posted by Latshaw if the Gemico note were not promptly paid. In the context of what occurred, FNB's oral communication of February 2 was no more than the saberrattling which customarily precedes action when a note becomes delinquent. This appraisal of what happened on February 2 is not just a matter of our second sight, which Latshaw on that day could not have foreseen. Even if the bank's statement on that date and on February 3 that it "was transferring to itself" the Servomation stock could be read as describing an event that had occurred, rather than one that was to occur, under neither the loan documents nor applicable provisions of the Uniform Commercial Code was this an application of the securities to the debt. Section 3 of the pledge agreement permitted transfer of the securities to the bank whether or not the underlying loan was in default.

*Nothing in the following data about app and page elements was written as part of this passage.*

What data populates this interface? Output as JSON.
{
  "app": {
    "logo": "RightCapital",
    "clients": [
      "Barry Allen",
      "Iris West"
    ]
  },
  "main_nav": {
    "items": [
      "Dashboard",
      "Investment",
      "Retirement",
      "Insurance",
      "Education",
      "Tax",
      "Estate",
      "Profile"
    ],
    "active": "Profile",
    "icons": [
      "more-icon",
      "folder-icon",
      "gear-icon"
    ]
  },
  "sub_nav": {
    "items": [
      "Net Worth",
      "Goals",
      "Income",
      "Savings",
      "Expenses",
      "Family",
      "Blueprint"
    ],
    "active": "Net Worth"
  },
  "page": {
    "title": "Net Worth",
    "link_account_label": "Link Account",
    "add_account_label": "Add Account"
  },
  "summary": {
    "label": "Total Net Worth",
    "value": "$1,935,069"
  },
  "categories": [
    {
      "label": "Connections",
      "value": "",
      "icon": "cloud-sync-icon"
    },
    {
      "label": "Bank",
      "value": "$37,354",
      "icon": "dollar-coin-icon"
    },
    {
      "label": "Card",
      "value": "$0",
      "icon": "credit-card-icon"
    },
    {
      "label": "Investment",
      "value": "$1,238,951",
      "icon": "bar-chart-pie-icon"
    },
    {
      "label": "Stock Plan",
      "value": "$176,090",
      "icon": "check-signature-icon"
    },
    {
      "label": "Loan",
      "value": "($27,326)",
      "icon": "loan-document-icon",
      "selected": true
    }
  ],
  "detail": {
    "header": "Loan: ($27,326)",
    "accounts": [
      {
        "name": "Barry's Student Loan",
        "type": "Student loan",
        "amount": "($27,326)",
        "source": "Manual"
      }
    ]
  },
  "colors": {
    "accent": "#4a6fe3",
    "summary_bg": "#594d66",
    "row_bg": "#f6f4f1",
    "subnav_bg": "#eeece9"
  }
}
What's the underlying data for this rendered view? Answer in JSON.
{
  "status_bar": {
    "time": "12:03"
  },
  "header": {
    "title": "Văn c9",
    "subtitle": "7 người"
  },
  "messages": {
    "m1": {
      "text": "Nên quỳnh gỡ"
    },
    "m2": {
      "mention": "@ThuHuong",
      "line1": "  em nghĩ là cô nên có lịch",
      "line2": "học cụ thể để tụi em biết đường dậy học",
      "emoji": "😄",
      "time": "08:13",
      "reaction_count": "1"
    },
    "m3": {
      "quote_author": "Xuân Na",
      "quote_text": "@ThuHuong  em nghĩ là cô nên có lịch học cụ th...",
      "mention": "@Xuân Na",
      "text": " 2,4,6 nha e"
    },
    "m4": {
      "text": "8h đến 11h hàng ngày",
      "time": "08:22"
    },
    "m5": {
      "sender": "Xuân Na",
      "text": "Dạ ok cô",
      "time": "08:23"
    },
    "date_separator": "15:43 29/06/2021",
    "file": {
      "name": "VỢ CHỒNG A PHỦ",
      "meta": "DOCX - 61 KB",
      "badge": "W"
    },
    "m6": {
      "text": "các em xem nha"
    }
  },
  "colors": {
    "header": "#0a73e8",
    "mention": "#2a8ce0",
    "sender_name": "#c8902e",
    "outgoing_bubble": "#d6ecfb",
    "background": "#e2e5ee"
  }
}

Upon nonperformance of the borrower's obligation, however, the bank became empowered to sell so much of the securities as was necessary to discharge the debt. Had FNB proposed to retain the securities in satisfaction of the debt, it would have been required to send written notice to the debtor -- and the person who furnished the collateral [Note 3] -- and if objection were made within thirty days, the bank, as the secured party, would be required to dispose of the collateral. G. L. c. 106, Section 9-505, as in effect prior to St. 1979, c. 512, Section 7 (dealing with retention of collateral) & Section 9-504, as in effect prior to St. 1979, c. 512, Section 7 (dealing with disposition of collateral).
Because the securities were not applied to discharge of Gemico's debt on February 2, no payment of Gemico's debt occurred and Latshaw sustained no loss. [Note 4] Actions on the indemnity agreement, therefore, were premature.
[Note 1] John H. Latshaw vs. George D. O'Day & another.
[Note 2] See G. L. c. 223, Section 106, under which a person may dispute the validity of a prior attachment.
[Note 3] Under G. L. c. 106, Section 9-105(d), as in effect prior to St. 1979, c. 512, Section 7, the term "debtor" means the owner of the collateral in any provision of art. 9 dealing with the collateral.
[Note 4] FNB never sold the pledged stock. Ultimately, Latshaw paid the balance due on Gemico's note and FNB assigned to Latshaw the note and George O'Day's guaranty of that note.